Try it: When a line in the listing below contains the word "screenshot", return a copy of that line.

Data shown:
★ ★ ★ ★ ★
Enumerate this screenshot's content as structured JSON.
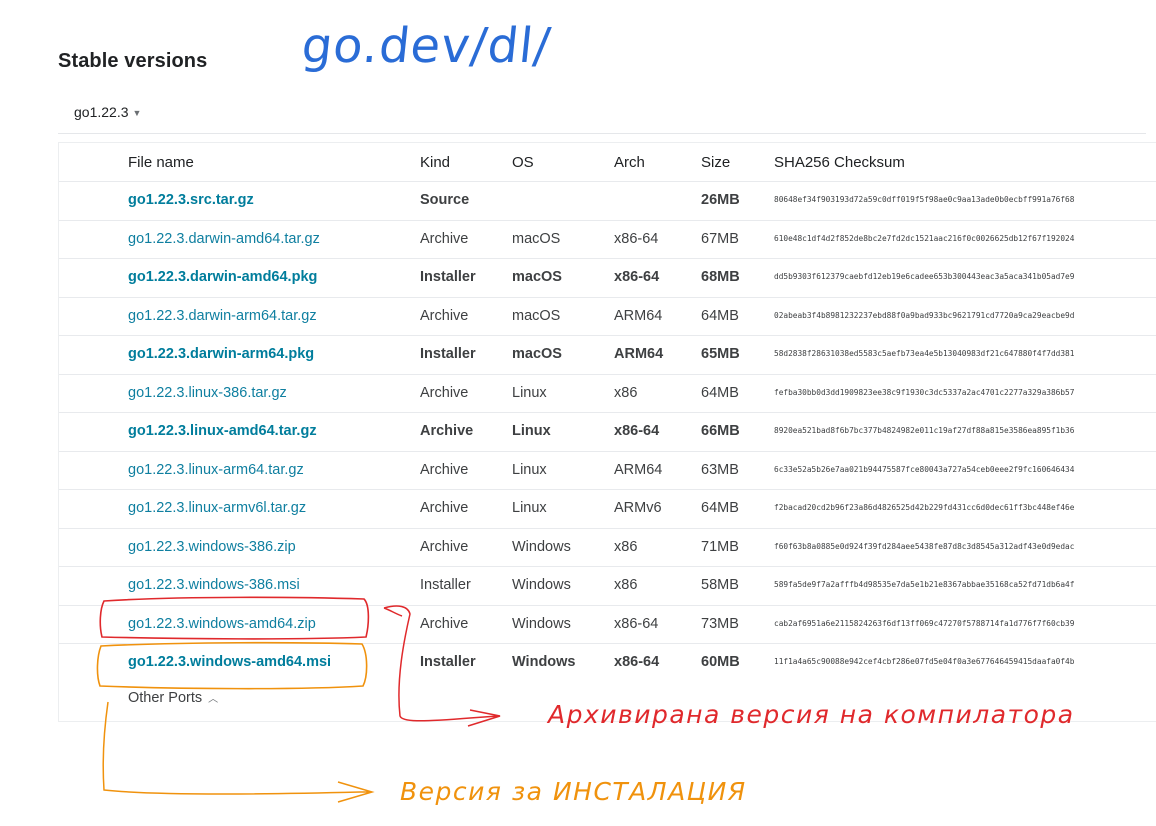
{
  "page": {
    "title": "Stable versions",
    "handwritten_url": "go.dev/dl/",
    "version_selected": "go1.22.3",
    "other_ports_label": "Other Ports"
  },
  "table": {
    "headers": {
      "file": "File name",
      "kind": "Kind",
      "os": "OS",
      "arch": "Arch",
      "size": "Size",
      "sha": "SHA256 Checksum"
    },
    "rows": [
      {
        "file": "go1.22.3.src.tar.gz",
        "kind": "Source",
        "os": "",
        "arch": "",
        "size": "26MB",
        "sha": "80648ef34f903193d72a59c0dff019f5f98ae0c9aa13ade0b0ecbff991a76f68",
        "bold": true
      },
      {
        "file": "go1.22.3.darwin-amd64.tar.gz",
        "kind": "Archive",
        "os": "macOS",
        "arch": "x86-64",
        "size": "67MB",
        "sha": "610e48c1df4d2f852de8bc2e7fd2dc1521aac216f0c0026625db12f67f192024",
        "bold": false
      },
      {
        "file": "go1.22.3.darwin-amd64.pkg",
        "kind": "Installer",
        "os": "macOS",
        "arch": "x86-64",
        "size": "68MB",
        "sha": "dd5b9303f612379caebfd12eb19e6cadee653b300443eac3a5aca341b05ad7e9",
        "bold": true
      },
      {
        "file": "go1.22.3.darwin-arm64.tar.gz",
        "kind": "Archive",
        "os": "macOS",
        "arch": "ARM64",
        "size": "64MB",
        "sha": "02abeab3f4b8981232237ebd88f0a9bad933bc9621791cd7720a9ca29eacbe9d",
        "bold": false
      },
      {
        "file": "go1.22.3.darwin-arm64.pkg",
        "kind": "Installer",
        "os": "macOS",
        "arch": "ARM64",
        "size": "65MB",
        "sha": "58d2838f28631038ed5583c5aefb73ea4e5b13040983df21c647880f4f7dd381",
        "bold": true
      },
      {
        "file": "go1.22.3.linux-386.tar.gz",
        "kind": "Archive",
        "os": "Linux",
        "arch": "x86",
        "size": "64MB",
        "sha": "fefba30bb0d3dd1909823ee38c9f1930c3dc5337a2ac4701c2277a329a386b57",
        "bold": false
      },
      {
        "file": "go1.22.3.linux-amd64.tar.gz",
        "kind": "Archive",
        "os": "Linux",
        "arch": "x86-64",
        "size": "66MB",
        "sha": "8920ea521bad8f6b7bc377b4824982e011c19af27df88a815e3586ea895f1b36",
        "bold": true
      },
      {
        "file": "go1.22.3.linux-arm64.tar.gz",
        "kind": "Archive",
        "os": "Linux",
        "arch": "ARM64",
        "size": "63MB",
        "sha": "6c33e52a5b26e7aa021b94475587fce80043a727a54ceb0eee2f9fc160646434",
        "bold": false
      },
      {
        "file": "go1.22.3.linux-armv6l.tar.gz",
        "kind": "Archive",
        "os": "Linux",
        "arch": "ARMv6",
        "size": "64MB",
        "sha": "f2bacad20cd2b96f23a86d4826525d42b229fd431cc6d0dec61ff3bc448ef46e",
        "bold": false
      },
      {
        "file": "go1.22.3.windows-386.zip",
        "kind": "Archive",
        "os": "Windows",
        "arch": "x86",
        "size": "71MB",
        "sha": "f60f63b8a0885e0d924f39fd284aee5438fe87d8c3d8545a312adf43e0d9edac",
        "bold": false
      },
      {
        "file": "go1.22.3.windows-386.msi",
        "kind": "Installer",
        "os": "Windows",
        "arch": "x86",
        "size": "58MB",
        "sha": "589fa5de9f7a2afffb4d98535e7da5e1b21e8367abbae35168ca52fd71db6a4f",
        "bold": false
      },
      {
        "file": "go1.22.3.windows-amd64.zip",
        "kind": "Archive",
        "os": "Windows",
        "arch": "x86-64",
        "size": "73MB",
        "sha": "cab2af6951a6e2115824263f6df13ff069c47270f5788714fa1d776f7f60cb39",
        "bold": false
      },
      {
        "file": "go1.22.3.windows-amd64.msi",
        "kind": "Installer",
        "os": "Windows",
        "arch": "x86-64",
        "size": "60MB",
        "sha": "11f1a4a65c90088e942cef4cbf286e07fd5e04f0a3e677646459415daafa0f4b",
        "bold": true
      }
    ]
  },
  "annotations": {
    "archive_note": "Архивирана версия на компилатора",
    "installer_note": "Версия за ИНСТАЛАЦИЯ",
    "archive_color": "#e0292c",
    "installer_color": "#f0920d",
    "url_color": "#2a6cd6"
  }
}
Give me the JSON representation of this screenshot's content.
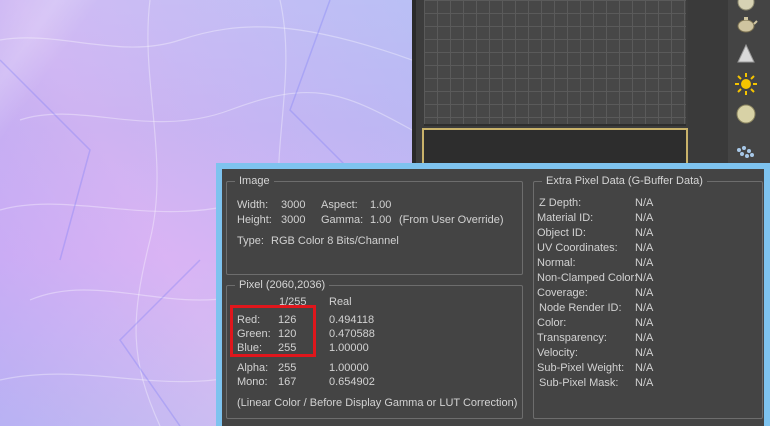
{
  "image_section": {
    "title": "Image",
    "width_label": "Width:",
    "width_value": "3000",
    "height_label": "Height:",
    "height_value": "3000",
    "aspect_label": "Aspect:",
    "aspect_value": "1.00",
    "gamma_label": "Gamma:",
    "gamma_value": "1.00",
    "gamma_note": "(From User Override)",
    "type_label": "Type:",
    "type_value": "RGB Color 8 Bits/Channel"
  },
  "pixel_section": {
    "title": "Pixel (2060,2036)",
    "col_255": "1/255",
    "col_real": "Real",
    "rows": [
      {
        "label": "Red:",
        "v255": "126",
        "real": "0.494118"
      },
      {
        "label": "Green:",
        "v255": "120",
        "real": "0.470588"
      },
      {
        "label": "Blue:",
        "v255": "255",
        "real": "1.00000"
      },
      {
        "label": "Alpha:",
        "v255": "255",
        "real": "1.00000"
      },
      {
        "label": "Mono:",
        "v255": "167",
        "real": "0.654902"
      }
    ],
    "note": "(Linear Color / Before Display Gamma or LUT Correction)"
  },
  "extra_section": {
    "title": "Extra Pixel Data (G-Buffer Data)",
    "rows": [
      {
        "label": "Z Depth:",
        "value": "N/A"
      },
      {
        "label": "Material ID:",
        "value": "N/A"
      },
      {
        "label": "Object ID:",
        "value": "N/A"
      },
      {
        "label": "UV Coordinates:",
        "value": "N/A"
      },
      {
        "label": "Normal:",
        "value": "N/A"
      },
      {
        "label": "Non-Clamped Color:",
        "value": "N/A"
      },
      {
        "label": "Coverage:",
        "value": "N/A"
      },
      {
        "label": "Node Render ID:",
        "value": "N/A"
      },
      {
        "label": "Color:",
        "value": "N/A"
      },
      {
        "label": "Transparency:",
        "value": "N/A"
      },
      {
        "label": "Velocity:",
        "value": "N/A"
      },
      {
        "label": "Sub-Pixel Weight:",
        "value": "N/A"
      },
      {
        "label": "Sub-Pixel Mask:",
        "value": "N/A"
      }
    ]
  },
  "colors": {
    "highlight": "#e0161c",
    "dialog_border": "#7ec3ef",
    "panel_bg": "#444444"
  },
  "toolbar_icons": [
    "light-icon",
    "teapot-icon",
    "cone-icon",
    "sun-icon",
    "sphere-icon",
    "particles-icon"
  ]
}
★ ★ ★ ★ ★
Response to the exercise:
Enumerate this screenshot's content as structured JSON.
Give me the JSON representation of this screenshot's content.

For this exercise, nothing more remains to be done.